__WORK TASK__. Scan the listing below. Report each line that includes "date".

*** Opening RECORD SET ***

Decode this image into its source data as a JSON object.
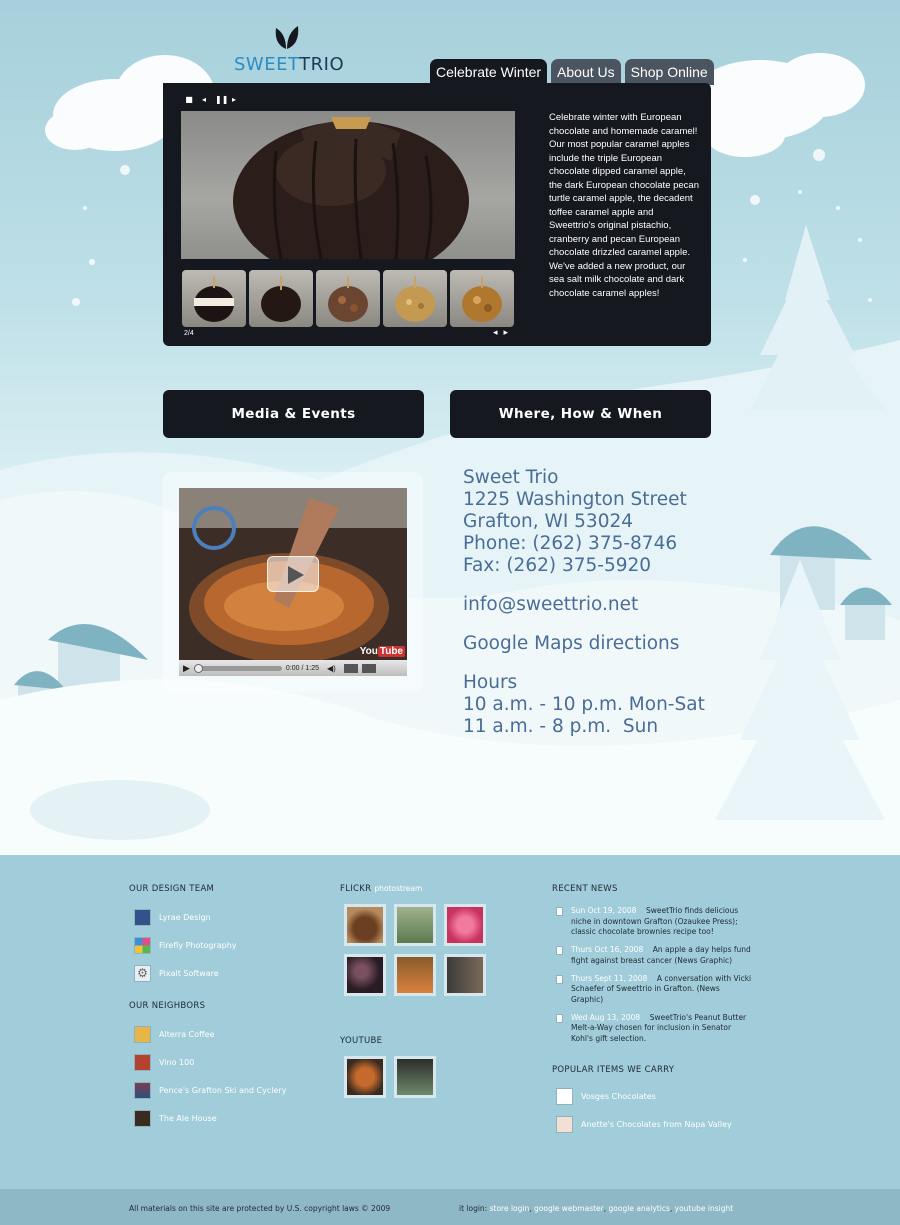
{
  "brand": {
    "logo_prefix": "SWEET",
    "logo_suffix": "TRIO"
  },
  "tabs": [
    {
      "label": "Celebrate Winter",
      "active": true
    },
    {
      "label": "About Us",
      "active": false
    },
    {
      "label": "Shop Online",
      "active": false
    }
  ],
  "feature": {
    "controls": [
      "stop-icon",
      "previous-icon",
      "pause-icon",
      "next-icon"
    ],
    "counter": "2/4",
    "text": "Celebrate winter with European chocolate and homemade caramel! Our most popular caramel apples include the triple European chocolate dipped caramel apple, the dark European chocolate pecan turtle caramel apple, the decadent toffee caramel apple and Sweettrio's original pistachio, cranberry and pecan European chocolate drizzled caramel apple. We've added a new product, our sea salt milk chocolate and dark chocolate caramel apples!",
    "thumbnails": [
      "white-chocolate-apple",
      "dark-chocolate-apple",
      "pecan-turtle-apple",
      "toffee-apple",
      "nut-apple"
    ]
  },
  "sections": {
    "media_events": "Media & Events",
    "where_how_when": "Where, How & When"
  },
  "video": {
    "time": "0:00 / 1:25",
    "badge_you": "You",
    "badge_tube": "Tube"
  },
  "contact": {
    "name": "Sweet Trio",
    "street": "1225 Washington Street",
    "city": "Grafton, WI 53024",
    "phone": "Phone: (262) 375-8746",
    "fax": "Fax: (262) 375-5920",
    "email": "info@sweettrio.net",
    "maps": "Google Maps directions",
    "hours_title": "Hours",
    "hours_weekday": "10 a.m. - 10 p.m. Mon-Sat",
    "hours_sunday": "11 a.m. - 8 p.m.  Sun"
  },
  "footer": {
    "design_team_title": "OUR DESIGN TEAM",
    "design_team": [
      "Lyrae Design",
      "Firefly Photography",
      "Pixalt Software"
    ],
    "neighbors_title": "OUR NEIGHBORS",
    "neighbors": [
      "Alterra Coffee",
      "Vino 100",
      "Pence's Grafton Ski and Cyclery",
      "The Ale House"
    ],
    "flickr_title": "FLICKR",
    "flickr_sub": "photostream",
    "youtube_title": "YOUTUBE",
    "news_title": "RECENT NEWS",
    "news": [
      {
        "date": "Sun Oct 19, 2008",
        "text": "SweetTrio finds delicious niche in downtown Grafton (Ozaukee Press); classic chocolate brownies recipe too!"
      },
      {
        "date": "Thurs Oct 16, 2008",
        "text": "An apple a day helps fund fight against breast cancer (News Graphic)"
      },
      {
        "date": "Thurs Sept 11, 2008",
        "text": "A conversation with Vicki Schaefer of Sweettrio in Grafton. (News Graphic)"
      },
      {
        "date": "Wed Aug 13, 2008",
        "text": "SweetTrio's Peanut Butter Melt-a-Way chosen for inclusion in Senator Kohl's gift selection."
      }
    ],
    "popular_title": "POPULAR ITEMS WE CARRY",
    "popular": [
      "Vosges Chocolates",
      "Anette's Chocolates from Napa Valley"
    ]
  },
  "bottom": {
    "copyright": "All materials on this site are protected by U.S. copyright laws © 2009",
    "login_prefix": "it login:",
    "links": [
      "store login",
      "google webmaster",
      "google analytics",
      "youtube insight"
    ]
  },
  "colors": {
    "panel": "#15181f",
    "accent": "#4a6d98",
    "footer": "#a1ccd9"
  }
}
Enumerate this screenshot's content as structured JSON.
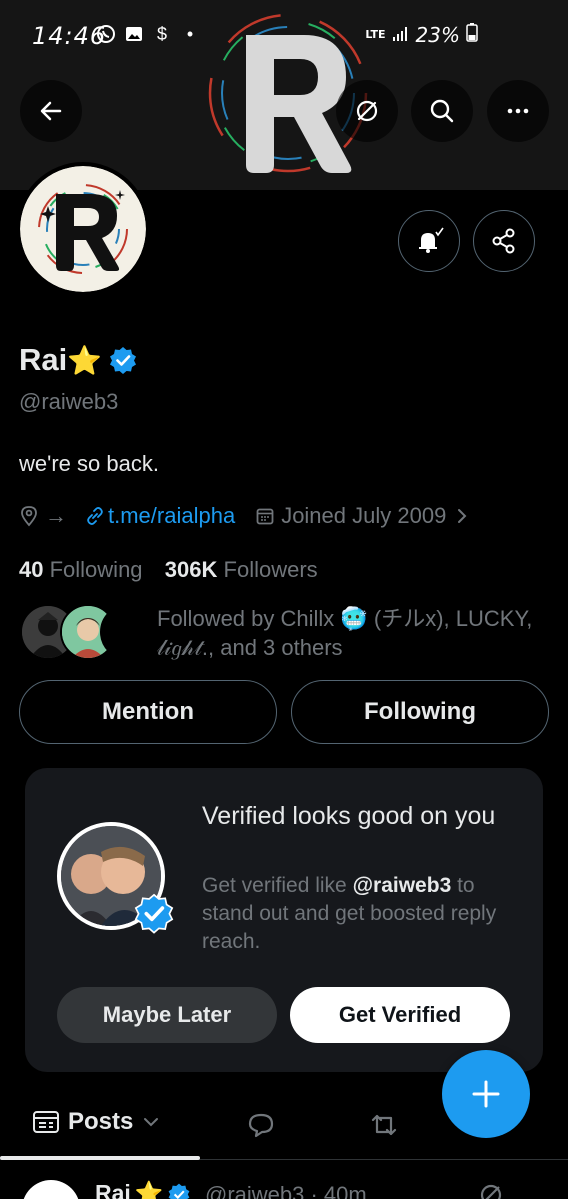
{
  "status": {
    "time": "14:46",
    "battery": "23%",
    "network": "LTE"
  },
  "nav": {
    "back_icon": "arrow-left-icon",
    "grok_icon": "grok-icon",
    "search_icon": "search-icon",
    "more_icon": "more-icon"
  },
  "profile": {
    "name": "Rai",
    "name_emoji": "⭐",
    "handle": "@raiweb3",
    "bio": "we're so back.",
    "location": "→",
    "link": "t.me/raialpha",
    "joined": "Joined July 2009",
    "following_count": "40",
    "following_label": "Following",
    "followers_count": "306K",
    "followers_label": "Followers",
    "followed_by": "Followed by Chillx 🥶 (チルx), LUCKY, 𝓁𝒾𝑔𝒽𝓉., and 3 others"
  },
  "actions": {
    "mention_label": "Mention",
    "following_label": "Following"
  },
  "verify_card": {
    "title": "Verified looks good on you",
    "sub_prefix": "Get verified like ",
    "sub_handle": "@raiweb3",
    "sub_suffix": " to stand out and get boosted reply reach.",
    "maybe_label": "Maybe Later",
    "get_label": "Get Verified"
  },
  "tabs": {
    "posts_label": "Posts"
  },
  "post_preview": {
    "name": "Rai",
    "emoji": "⭐",
    "handle_time": "@raiweb3 · 40m"
  },
  "colors": {
    "accent": "#1d9bf0",
    "background": "#000000",
    "muted": "#71767b"
  }
}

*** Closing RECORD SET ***

__WRITTEN RESPONSE__.
        "date": "Sun Oct 19, 2008",
        "date": "Thurs Oct 16, 2008",
        "date": "Thurs Sept 11, 2008",
        "date": "Wed Aug 13, 2008",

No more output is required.